Karen Cavalli on The Experience

lettheminA great dialogue between Let Them In: 30 Years of Secret Experiences author Karen Cavalli and I is happening right now on The Experience. This is an interview I approached with trepidation, unsure what to make of the notion of letting them in and/or an experiencer offering guidance. What does guidance mean when it comes to alleged aliens and assorted paranormal phenomena? I feared it would end up me wading through New Age nonsense. I was wrong. In fact, I quite like Karen’s approach.

I’m always saying we have to know what we are before we can ask what the other is. Part of that might have to do with femininity/masculinity. Not male/female specifically, mind you. But just masculinity/femininity.

This is not a topic discussed on the show, but between this week’s and next week’s episodes I wonder if this isn’t something worth discussing in the future. It could be another factor (besides fear) in why some of us take the UFO/ghost “hunter” approach and some try to find deeper personal meaning in our experiences.

For now… on with the show!


Weird Confirmation of A Small Personal Experience

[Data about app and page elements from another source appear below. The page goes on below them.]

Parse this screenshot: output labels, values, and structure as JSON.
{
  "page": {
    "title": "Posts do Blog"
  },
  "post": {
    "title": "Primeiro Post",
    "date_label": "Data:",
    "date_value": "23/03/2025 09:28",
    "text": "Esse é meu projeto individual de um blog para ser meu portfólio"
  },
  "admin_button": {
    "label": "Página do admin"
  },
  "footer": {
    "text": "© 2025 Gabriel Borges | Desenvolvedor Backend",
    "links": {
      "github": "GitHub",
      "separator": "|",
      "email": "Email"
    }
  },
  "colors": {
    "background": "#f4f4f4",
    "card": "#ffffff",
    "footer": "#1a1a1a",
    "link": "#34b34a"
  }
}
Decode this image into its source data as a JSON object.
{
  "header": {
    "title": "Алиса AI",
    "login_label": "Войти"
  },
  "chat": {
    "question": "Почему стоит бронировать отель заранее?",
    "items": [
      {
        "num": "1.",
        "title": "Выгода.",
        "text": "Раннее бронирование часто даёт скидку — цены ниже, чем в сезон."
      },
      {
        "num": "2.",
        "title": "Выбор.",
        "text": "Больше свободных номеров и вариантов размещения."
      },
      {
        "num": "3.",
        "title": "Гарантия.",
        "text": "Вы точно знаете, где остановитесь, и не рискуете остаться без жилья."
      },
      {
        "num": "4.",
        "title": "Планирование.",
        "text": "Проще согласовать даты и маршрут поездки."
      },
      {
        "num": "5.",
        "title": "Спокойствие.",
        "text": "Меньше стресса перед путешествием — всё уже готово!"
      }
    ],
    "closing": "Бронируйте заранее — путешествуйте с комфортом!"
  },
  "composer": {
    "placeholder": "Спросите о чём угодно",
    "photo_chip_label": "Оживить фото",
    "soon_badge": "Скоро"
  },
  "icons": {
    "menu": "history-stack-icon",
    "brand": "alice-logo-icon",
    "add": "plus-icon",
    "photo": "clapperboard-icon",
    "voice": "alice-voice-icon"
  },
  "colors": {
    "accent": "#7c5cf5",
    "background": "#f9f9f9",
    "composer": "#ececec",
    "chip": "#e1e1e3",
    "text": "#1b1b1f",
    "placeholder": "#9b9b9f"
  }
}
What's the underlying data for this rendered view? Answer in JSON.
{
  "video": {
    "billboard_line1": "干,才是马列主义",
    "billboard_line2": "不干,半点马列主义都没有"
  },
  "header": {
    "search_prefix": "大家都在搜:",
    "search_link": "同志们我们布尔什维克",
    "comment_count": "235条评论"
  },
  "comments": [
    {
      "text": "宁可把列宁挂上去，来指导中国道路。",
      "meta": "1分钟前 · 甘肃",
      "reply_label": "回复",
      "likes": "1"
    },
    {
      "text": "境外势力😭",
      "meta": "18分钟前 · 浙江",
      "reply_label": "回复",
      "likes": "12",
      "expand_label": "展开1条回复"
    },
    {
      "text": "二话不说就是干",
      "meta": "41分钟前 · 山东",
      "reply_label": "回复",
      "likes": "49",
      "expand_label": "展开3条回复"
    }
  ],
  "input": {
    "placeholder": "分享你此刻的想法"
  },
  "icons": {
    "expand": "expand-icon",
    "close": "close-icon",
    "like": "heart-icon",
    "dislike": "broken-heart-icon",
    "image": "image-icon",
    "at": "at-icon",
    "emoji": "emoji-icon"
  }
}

photo taken in Pololu Valley by author

photo taken in Pololu Valley by author

I’ve searched and searched JayVay for the account but I can’t find it. Perhaps I gave it on an episode of Paratopia or in a vlog. Or maybe I just left it on Facebook. I’m not sure–but I know I’ve talked about this publicly. I feel comfortable enough lazily asking so that I don’t have to repeat the whole story, Hey, remember that time a couple of years ago when I talked about walking down the cliff of Pololu Valley and heard a voice in my head that was me but not me tell me to take off my shoes and walk it barefoot? And remember that the lesson of doing so was that my feet just knew where to step when I got out of the way and let them walk, but if I’d intervene to find the shorter path of least resistance–that’s when I’d get hurt (step on a sharp rock, stub my toe, etc.)?

Anyone here remember that?

Now hear this. It’s the first thing McKenna talks about, before the music overwhelms. I believe it confirms what I was saying and because it does, negates what he’s saying in terms of it being an atrophied ability and the need for psychedelics to get back to that mind.


A Question For Theosophists

I am reading The Inner Life by Charles W. Leadbeater. Leadbeater is one of the pillars of Theosophy and the clairvoyant man who picked the boy Jiddu Krishnamurti out of a crowd and proclaimed him the vehicle for the Lord Maitreya. Essentially, he located and helped raise the Theosophical version of the Second Coming of Christ.

Maitreya is a spiritual entity said to be the world teacher, the bridge between spiritual and human knowledge. So that’s what Krishnamurti was raised to be and he famously rejected it when he came of age.

With that as background, take a look at these chapter headings and subheadings for The Inner Life:

Leadbeater Book 1


Leadbeater Book 2


Those are only some of the chapters, a sampling to give you an idea how exhaustive his material is. Keep in mind, this is only one of several books by the man on life, death, and everything in between. And these are like supplemental materials to Theosophical co-founder Madame Blavatsky’s voluminous works.

Here, then, is my question: What was the need of a world teacher? Leadbeater’s got it all figured out.

I suppose the same question could be put to Christians: If we look at the evidence that John the Baptist was Jesus, and that evidence is based partly on the similarities in what they preached, then why did Jesus need to exist? I mean, whether John was actually him or not, did we need a Christ at that point? Did Jesus add anything new to the dialogue outside of the need to believe in him to get to heaven? (Which is a kind of tax when you think about it.)

But, I’m on shakier ground with the Christian question because not everything is so meticulously outlined as it is in Theosophy. As I read all of the minutiae of Leadbeater’s truth claims, which have devolved into New Age claims and principles, I have to wonder what a world teacher would have had to offer and if anyone in Theosophy ever asked that question.

Really, the only new thing a world teacher could bring to the table is exactly what Krishnamurti did: Take a look around at all that has been written, all that has been said, and all that has been foisted upon you and say, “Nah. I’m all set with that, thanks.”

Then walk away.